Lies, damned lies, and spin


The Department for Education (DfE) issued a press report this
week entitled “England's
15-year-olds' reading is more than a year behind the best
”. The conclusions
were taken from analysis of data from the PISA
2009 study
, an OECD survey of 15-year-olds in the principal industrialised

The DfE report paints a dire picture: “GCSE pupils' reading
is more than a year behind the standard of their peers in Shanghai, Korea and
Finland….Fifteen-year-olds in England are also at least six months behind those
in Hong Kong, Singapore, Canada, New Zealand, Japan and Australia, according to
the Department for Education's (DfE) analysis of the OECD's 2009 Programme for
International Student Assessment (PISA) study.” The report goes on to talk of England
slipping behind other nations in reading.

Schools Minister Nick Gibb is quoted as saying: “The gulf
between our 15-year-olds' reading abilities and those from other countries is
stark – a gap that starts to open in the very first few years of a child's education.”

I started to smell a rat when I looked at a chart in the
report, entitled “Attainment gap between England
and the countries performing
significantly better than
(my emphasis). This seemed an odd kind of chart to provide if one wanted to
evaluate how England
is doing compared to other countries. So I turned to the report
provided by the people who did the survey

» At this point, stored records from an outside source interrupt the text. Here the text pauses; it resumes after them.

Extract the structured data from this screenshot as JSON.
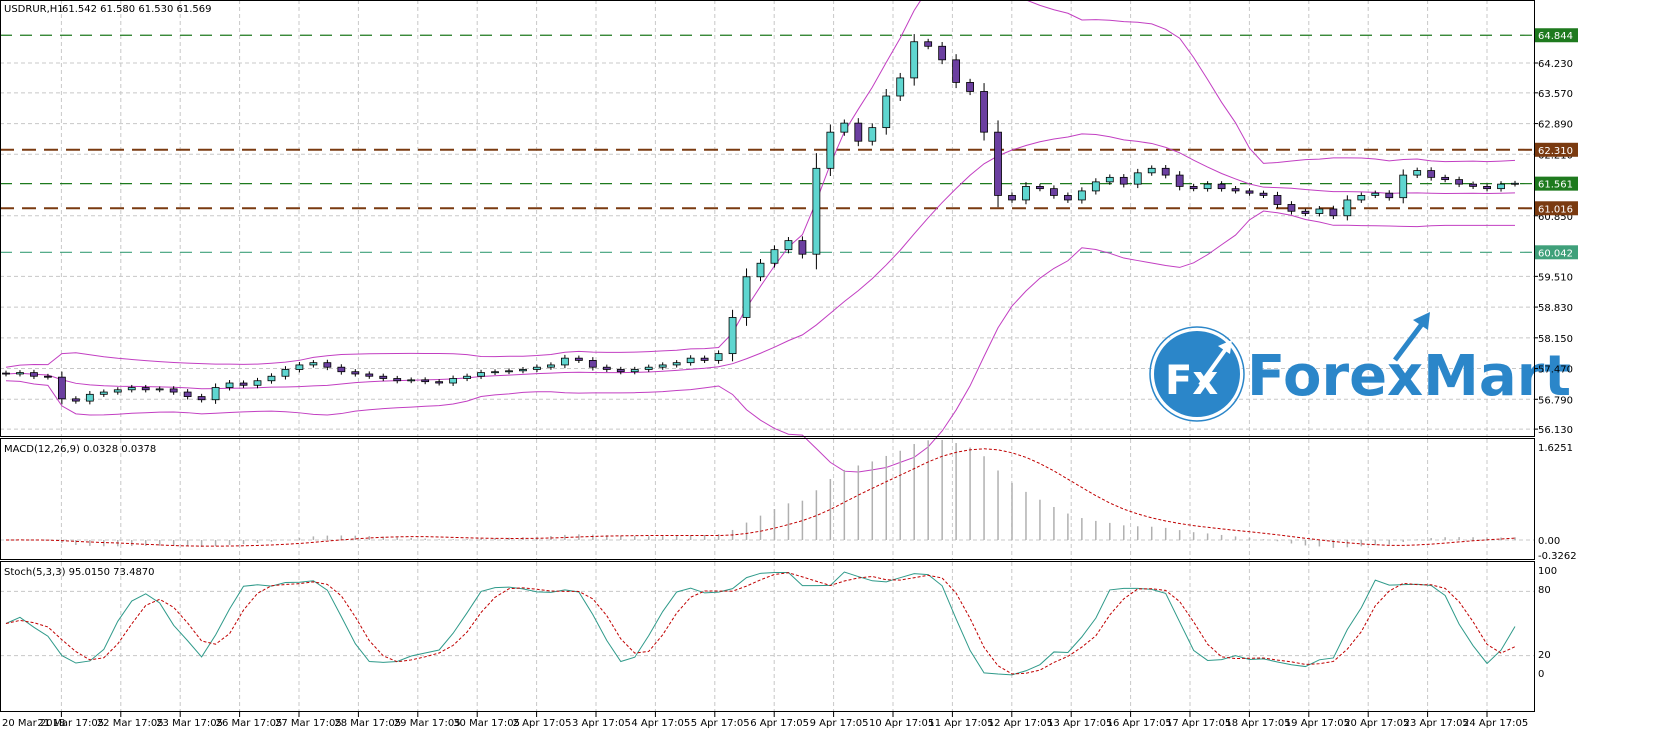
{
  "header": {
    "symbol": "USDRUR,H1",
    "ohlc": "61.542 61.580 61.530 61.569"
  },
  "macd": {
    "label": "MACD(12,26,9) 0.0328 0.0378",
    "ticks": [
      "1.6251",
      "0.00",
      "-0.3262"
    ]
  },
  "stoch": {
    "label": "Stoch(5,3,3) 95.0150 73.4870",
    "ticks": [
      "100",
      "80",
      "20",
      "0"
    ]
  },
  "logo": {
    "mark": "Fx",
    "text": "ForexMart"
  },
  "colors": {
    "bull": "#5fd6d0",
    "bear": "#6b3fa0",
    "bands": "#c23fc2",
    "stoch_main": "#2f9a8a",
    "stoch_signal": "#c00000",
    "logo": "#2b86c9"
  },
  "chart_data": {
    "type": "candlestick",
    "title": "USDRUR,H1",
    "price_ticks": [
      "64.230",
      "63.570",
      "62.890",
      "62.210",
      "60.850",
      "59.510",
      "58.830",
      "58.150",
      "57.470",
      "56.790",
      "56.130"
    ],
    "price_tick_values": [
      64.23,
      63.57,
      62.89,
      62.21,
      60.85,
      59.51,
      58.83,
      58.15,
      57.47,
      56.79,
      56.13
    ],
    "levels": [
      {
        "label": "64.844",
        "value": 64.844,
        "color": "#1e7a1e",
        "style": "green"
      },
      {
        "label": "62.310",
        "value": 62.31,
        "color": "#7a3a10",
        "style": "brown"
      },
      {
        "label": "61.561",
        "value": 61.561,
        "color": "#1e7a1e",
        "style": "green"
      },
      {
        "label": "61.016",
        "value": 61.016,
        "color": "#7a3a10",
        "style": "brown"
      },
      {
        "label": "60.042",
        "value": 60.042,
        "color": "#3fa07a",
        "style": "teal"
      }
    ],
    "x_labels": [
      "20 Mar 2018",
      "21 Mar 17:05",
      "22 Mar 17:05",
      "23 Mar 17:05",
      "26 Mar 17:05",
      "27 Mar 17:05",
      "28 Mar 17:05",
      "29 Mar 17:05",
      "30 Mar 17:05",
      "2 Apr 17:05",
      "3 Apr 17:05",
      "4 Apr 17:05",
      "5 Apr 17:05",
      "6 Apr 17:05",
      "9 Apr 17:05",
      "10 Apr 17:05",
      "11 Apr 17:05",
      "12 Apr 17:05",
      "13 Apr 17:05",
      "16 Apr 17:05",
      "17 Apr 17:05",
      "18 Apr 17:05",
      "19 Apr 17:05",
      "20 Apr 17:05",
      "23 Apr 17:05",
      "24 Apr 17:05"
    ],
    "closes": [
      57.35,
      57.38,
      57.3,
      57.28,
      56.8,
      56.75,
      56.9,
      56.95,
      57.0,
      57.05,
      57.0,
      57.02,
      56.95,
      56.85,
      56.78,
      57.05,
      57.15,
      57.1,
      57.2,
      57.3,
      57.45,
      57.55,
      57.6,
      57.5,
      57.4,
      57.35,
      57.3,
      57.25,
      57.2,
      57.22,
      57.18,
      57.15,
      57.25,
      57.3,
      57.38,
      57.4,
      57.42,
      57.45,
      57.5,
      57.55,
      57.7,
      57.65,
      57.5,
      57.45,
      57.4,
      57.45,
      57.5,
      57.55,
      57.6,
      57.7,
      57.65,
      57.8,
      58.6,
      59.5,
      59.8,
      60.1,
      60.3,
      60.0,
      61.9,
      62.7,
      62.9,
      62.5,
      62.8,
      63.5,
      63.9,
      64.7,
      64.6,
      64.3,
      63.8,
      63.6,
      62.7,
      61.3,
      61.2,
      61.5,
      61.45,
      61.3,
      61.2,
      61.4,
      61.6,
      61.7,
      61.55,
      61.8,
      61.9,
      61.75,
      61.5,
      61.45,
      61.55,
      61.45,
      61.4,
      61.35,
      61.3,
      61.1,
      60.95,
      60.9,
      61.0,
      60.85,
      61.2,
      61.3,
      61.35,
      61.25,
      61.75,
      61.85,
      61.7,
      61.65,
      61.55,
      61.5,
      61.45,
      61.55,
      61.569
    ]
  }
}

Here are some salient points taken verbatim from their
summary on reading:

  • Twelve countries had mean scores for
    reading which were significantly higher than that of England. In 14 countries the
    difference in mean scores from that in England was not statistically
    significant. Thirty-eight countries had mean scores that were
    significantly lower than England.

  • The mean score for reading in England
    was slightly above the OECD average but this difference was not
    statistically significant.

  • England’s performance in 2009 does not differ
    greatly from that in the last PISA
    survey in 2006.

There is, of course, no problem with aiming high and wanting
our children to be among the top achievers in the world. But that’s no excuse
for the DfE's mendacious manipulation of information.


Bradshaw, J., Ager, R., Burge, B. and Wheater, R. (2010). PISA 2009: Achievement of 15-Year-Olds in England. Slough: NFER.